The embrace was all he wanted and all he feared. It made him want more, to hold this moment close in the palm of his hand and not scare it away with even a breath. She looked up at his face, leaned up on her toes and brushed her lips softly against his, an invitation that he could not resist but knowing, without knowing, that there would be damnation and condemnation. And in that moment, he didn’t care. He claimed her lips as his own, banishing thoughts and fears into rarely-opened trunks in his mind, finding her passion and reciprocating with his own. When they finally broke apart, he saw that the tears were flowing freely now and that she had an angelic smile on her face. He gathered her close again.

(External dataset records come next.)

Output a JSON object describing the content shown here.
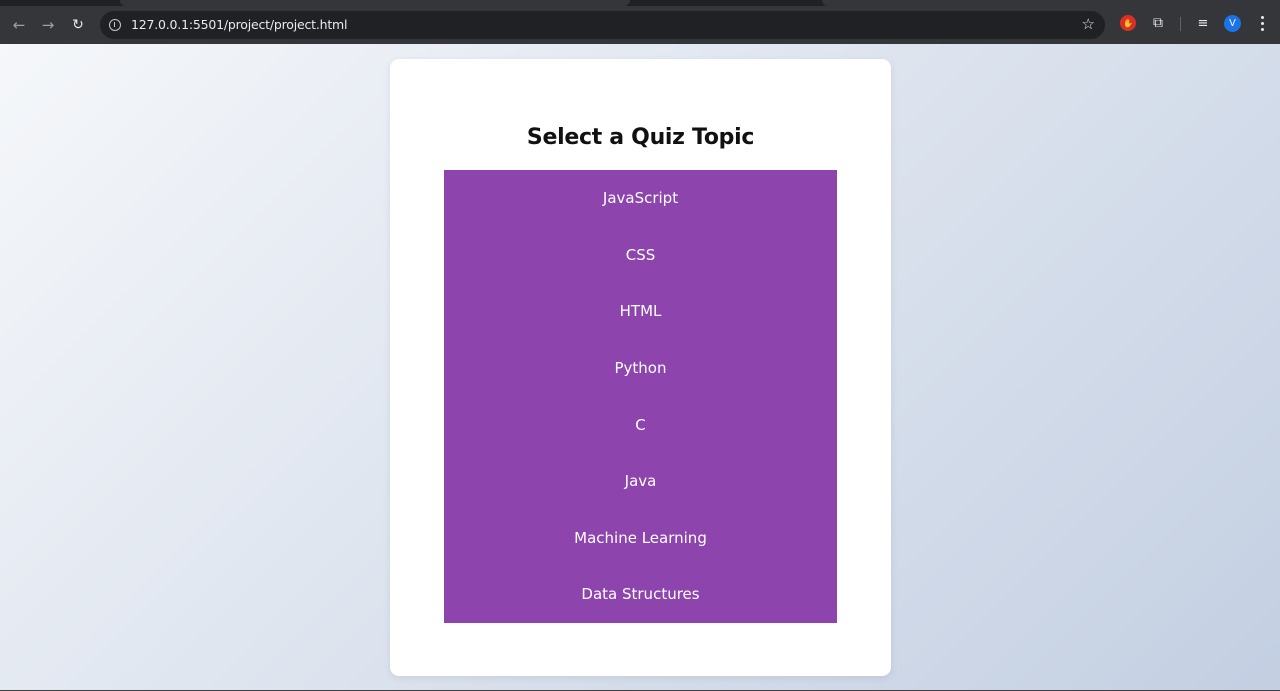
{
  "browser": {
    "url": "127.0.0.1:5501/project/project.html",
    "profile_initial": "V",
    "icons": {
      "back": "arrow-left-icon",
      "forward": "arrow-right-icon",
      "reload": "reload-icon",
      "site_info": "info-icon",
      "bookmark": "star-icon",
      "extension_red": "stop-hand-icon",
      "extensions": "puzzle-icon",
      "media": "media-queue-icon",
      "menu": "kebab-menu-icon"
    }
  },
  "page": {
    "title": "Select a Quiz Topic",
    "topics": [
      "JavaScript",
      "CSS",
      "HTML",
      "Python",
      "C",
      "Java",
      "Machine Learning",
      "Data Structures"
    ]
  },
  "colors": {
    "topic_background": "#8e44ad",
    "topic_text": "#ffffff",
    "card_background": "#ffffff",
    "page_gradient_start": "#f5f7fa",
    "page_gradient_end": "#c3cfe2"
  }
}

He knew before she spoke that she would talk about going away. That she had stolen a few moments from her Life to find this man whom she connected with, though she had never seen him before. She spoke of her Order, her vows of celibacy and chastity, her words tumbling out like a clear mountain brook that he wanted to drink deep from. He held her tighter as she spoke. He was sure he wouldn’t let her go. She told him of how she would talk to people who had watched his performances, or met him, and try to glean everything she could about him. She told him how she had longed for this day, her desire for him making her limbs slow and heavy even on her busiest days.
He lifted her up as she spoke, settling her into his lap as he sat back in the chair. She still had her arms around his neck, her fingers playing with the hair at the back of his head, making his skin tingle all over. He knew then he had been waiting for her all his life but he feared the hurt that was coming. He tried to wrap his cloak of humour around him, and she laughed at his clumsy attempts to fix the tattered cloak. There would be no forever, she said, and he knew it was true. She might be punished for overstepping her boundaries but she would be brave about it, she said. A knot formed in his throat as he thought about her being brave. He swallowed hard, knowing he would protect her if he could, knowing that it would never be.
They heard the commotion building up outside. It was time to go, she said. That would be her people, checking on why she had overstayed. She would go, she said, even as she stayed in his arms, her only movement being to tighten her hands around him and nuzzle against his neck. He wished he could use his magic to make Time stand still. He was The Great Wizard of Happiness after all; wouldn’t Time listen to him? He laughed, pulled her into a kiss that broke both their hearts. Then he wore his cloak of humour, and helped her up, walking her to the door. There he met her people, laughing with them, putting them at ease, placing her hand in theirs. Letting go.
As she was leaving, she turned to him and said, “Will you come visit me when I am on my deathbed?” He nodded, knowing he would, wishing he didn’t have to.